[Dataset rows describing interfaces]

****************

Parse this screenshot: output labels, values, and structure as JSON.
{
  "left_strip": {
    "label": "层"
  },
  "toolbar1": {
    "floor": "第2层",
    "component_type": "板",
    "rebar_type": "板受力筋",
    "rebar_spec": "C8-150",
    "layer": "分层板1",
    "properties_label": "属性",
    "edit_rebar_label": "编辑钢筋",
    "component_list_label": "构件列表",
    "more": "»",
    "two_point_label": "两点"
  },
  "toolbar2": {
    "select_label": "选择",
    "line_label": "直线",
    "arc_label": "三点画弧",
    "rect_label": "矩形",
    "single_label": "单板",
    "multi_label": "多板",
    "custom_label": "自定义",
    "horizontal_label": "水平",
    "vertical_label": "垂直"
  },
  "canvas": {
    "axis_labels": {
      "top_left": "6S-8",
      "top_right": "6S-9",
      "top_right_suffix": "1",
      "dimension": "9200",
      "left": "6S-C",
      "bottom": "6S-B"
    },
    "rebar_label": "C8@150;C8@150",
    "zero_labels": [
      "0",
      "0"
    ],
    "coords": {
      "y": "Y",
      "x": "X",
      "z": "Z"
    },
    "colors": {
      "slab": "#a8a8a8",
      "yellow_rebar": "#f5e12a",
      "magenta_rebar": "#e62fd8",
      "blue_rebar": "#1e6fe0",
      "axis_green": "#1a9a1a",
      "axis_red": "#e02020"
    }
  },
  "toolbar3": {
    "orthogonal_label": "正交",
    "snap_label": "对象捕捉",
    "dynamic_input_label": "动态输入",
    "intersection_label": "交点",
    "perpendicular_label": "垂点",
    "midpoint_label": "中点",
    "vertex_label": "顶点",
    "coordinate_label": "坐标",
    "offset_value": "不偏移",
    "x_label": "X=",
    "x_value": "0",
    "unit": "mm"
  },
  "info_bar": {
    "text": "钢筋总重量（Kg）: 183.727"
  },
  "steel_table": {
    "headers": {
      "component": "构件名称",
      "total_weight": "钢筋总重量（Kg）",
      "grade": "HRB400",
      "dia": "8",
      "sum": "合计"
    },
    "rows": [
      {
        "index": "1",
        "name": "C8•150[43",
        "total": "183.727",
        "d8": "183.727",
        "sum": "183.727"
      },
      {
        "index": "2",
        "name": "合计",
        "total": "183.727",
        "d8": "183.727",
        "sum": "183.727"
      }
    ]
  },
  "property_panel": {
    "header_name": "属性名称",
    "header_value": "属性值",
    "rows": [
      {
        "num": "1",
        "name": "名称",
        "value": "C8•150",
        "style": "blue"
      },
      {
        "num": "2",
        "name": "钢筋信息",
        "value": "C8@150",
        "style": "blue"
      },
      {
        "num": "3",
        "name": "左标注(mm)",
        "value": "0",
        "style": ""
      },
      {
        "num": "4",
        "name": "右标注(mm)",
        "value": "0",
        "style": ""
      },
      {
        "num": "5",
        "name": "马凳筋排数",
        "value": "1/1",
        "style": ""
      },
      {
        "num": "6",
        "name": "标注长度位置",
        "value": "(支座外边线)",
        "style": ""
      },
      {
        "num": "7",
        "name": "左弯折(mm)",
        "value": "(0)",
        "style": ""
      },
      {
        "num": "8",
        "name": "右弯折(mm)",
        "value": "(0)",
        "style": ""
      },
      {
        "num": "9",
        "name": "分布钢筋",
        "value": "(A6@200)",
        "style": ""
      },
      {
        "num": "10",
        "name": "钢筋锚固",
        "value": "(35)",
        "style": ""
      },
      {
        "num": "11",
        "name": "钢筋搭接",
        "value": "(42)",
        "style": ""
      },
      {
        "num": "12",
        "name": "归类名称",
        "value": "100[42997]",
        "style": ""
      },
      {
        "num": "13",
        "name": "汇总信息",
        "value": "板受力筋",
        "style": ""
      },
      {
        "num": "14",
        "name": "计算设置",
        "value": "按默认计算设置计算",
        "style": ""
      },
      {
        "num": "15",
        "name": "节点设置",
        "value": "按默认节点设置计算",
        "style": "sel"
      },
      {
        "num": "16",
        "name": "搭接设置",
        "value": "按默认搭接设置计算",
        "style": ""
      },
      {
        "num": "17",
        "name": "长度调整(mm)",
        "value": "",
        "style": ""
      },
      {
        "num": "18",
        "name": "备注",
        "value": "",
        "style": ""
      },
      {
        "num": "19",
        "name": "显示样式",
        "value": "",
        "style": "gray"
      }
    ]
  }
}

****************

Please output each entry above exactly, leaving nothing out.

### Exercise solution
Parse this screenshot: output labels, values, and structure as JSON.
{
  "left_strip": {
    "label": "层"
  },
  "toolbar1": {
    "floor": "第2层",
    "component_type": "板",
    "rebar_type": "板受力筋",
    "rebar_spec": "C8-150",
    "layer": "分层板1",
    "properties_label": "属性",
    "edit_rebar_label": "编辑钢筋",
    "component_list_label": "构件列表",
    "more": "»",
    "two_point_label": "两点"
  },
  "toolbar2": {
    "select_label": "选择",
    "line_label": "直线",
    "arc_label": "三点画弧",
    "rect_label": "矩形",
    "single_label": "单板",
    "multi_label": "多板",
    "custom_label": "自定义",
    "horizontal_label": "水平",
    "vertical_label": "垂直"
  },
  "canvas": {
    "axis_labels": {
      "top_left": "6S-8",
      "top_right": "6S-9",
      "top_right_suffix": "1",
      "dimension": "9200",
      "left": "6S-C",
      "bottom": "6S-B"
    },
    "rebar_label": "C8@150;C8@150",
    "zero_labels": [
      "0",
      "0"
    ],
    "coords": {
      "y": "Y",
      "x": "X",
      "z": "Z"
    },
    "colors": {
      "slab": "#a8a8a8",
      "yellow_rebar": "#f5e12a",
      "magenta_rebar": "#e62fd8",
      "blue_rebar": "#1e6fe0",
      "axis_green": "#1a9a1a",
      "axis_red": "#e02020"
    }
  },
  "toolbar3": {
    "orthogonal_label": "正交",
    "snap_label": "对象捕捉",
    "dynamic_input_label": "动态输入",
    "intersection_label": "交点",
    "perpendicular_label": "垂点",
    "midpoint_label": "中点",
    "vertex_label": "顶点",
    "coordinate_label": "坐标",
    "offset_value": "不偏移",
    "x_label": "X=",
    "x_value": "0",
    "unit": "mm"
  },
  "info_bar": {
    "text": "钢筋总重量（Kg）: 183.727"
  },
  "steel_table": {
    "headers": {
      "component": "构件名称",
      "total_weight": "钢筋总重量（Kg）",
      "grade": "HRB400",
      "dia": "8",
      "sum": "合计"
    },
    "rows": [
      {
        "index": "1",
        "name": "C8•150[43",
        "total": "183.727",
        "d8": "183.727",
        "sum": "183.727"
      },
      {
        "index": "2",
        "name": "合计",
        "total": "183.727",
        "d8": "183.727",
        "sum": "183.727"
      }
    ]
  },
  "property_panel": {
    "header_name": "属性名称",
    "header_value": "属性值",
    "rows": [
      {
        "num": "1",
        "name": "名称",
        "value": "C8•150",
        "style": "blue"
      },
      {
        "num": "2",
        "name": "钢筋信息",
        "value": "C8@150",
        "style": "blue"
      },
      {
        "num": "3",
        "name": "左标注(mm)",
        "value": "0",
        "style": ""
      },
      {
        "num": "4",
        "name": "右标注(mm)",
        "value": "0",
        "style": ""
      },
      {
        "num": "5",
        "name": "马凳筋排数",
        "value": "1/1",
        "style": ""
      },
      {
        "num": "6",
        "name": "标注长度位置",
        "value": "(支座外边线)",
        "style": ""
      },
      {
        "num": "7",
        "name": "左弯折(mm)",
        "value": "(0)",
        "style": ""
      },
      {
        "num": "8",
        "name": "右弯折(mm)",
        "value": "(0)",
        "style": ""
      },
      {
        "num": "9",
        "name": "分布钢筋",
        "value": "(A6@200)",
        "style": ""
      },
      {
        "num": "10",
        "name": "钢筋锚固",
        "value": "(35)",
        "style": ""
      },
      {
        "num": "11",
        "name": "钢筋搭接",
        "value": "(42)",
        "style": ""
      },
      {
        "num": "12",
        "name": "归类名称",
        "value": "100[42997]",
        "style": ""
      },
      {
        "num": "13",
        "name": "汇总信息",
        "value": "板受力筋",
        "style": ""
      },
      {
        "num": "14",
        "name": "计算设置",
        "value": "按默认计算设置计算",
        "style": ""
      },
      {
        "num": "15",
        "name": "节点设置",
        "value": "按默认节点设置计算",
        "style": "sel"
      },
      {
        "num": "16",
        "name": "搭接设置",
        "value": "按默认搭接设置计算",
        "style": ""
      },
      {
        "num": "17",
        "name": "长度调整(mm)",
        "value": "",
        "style": ""
      },
      {
        "num": "18",
        "name": "备注",
        "value": "",
        "style": ""
      },
      {
        "num": "19",
        "name": "显示样式",
        "value": "",
        "style": "gray"
      }
    ]
  }
}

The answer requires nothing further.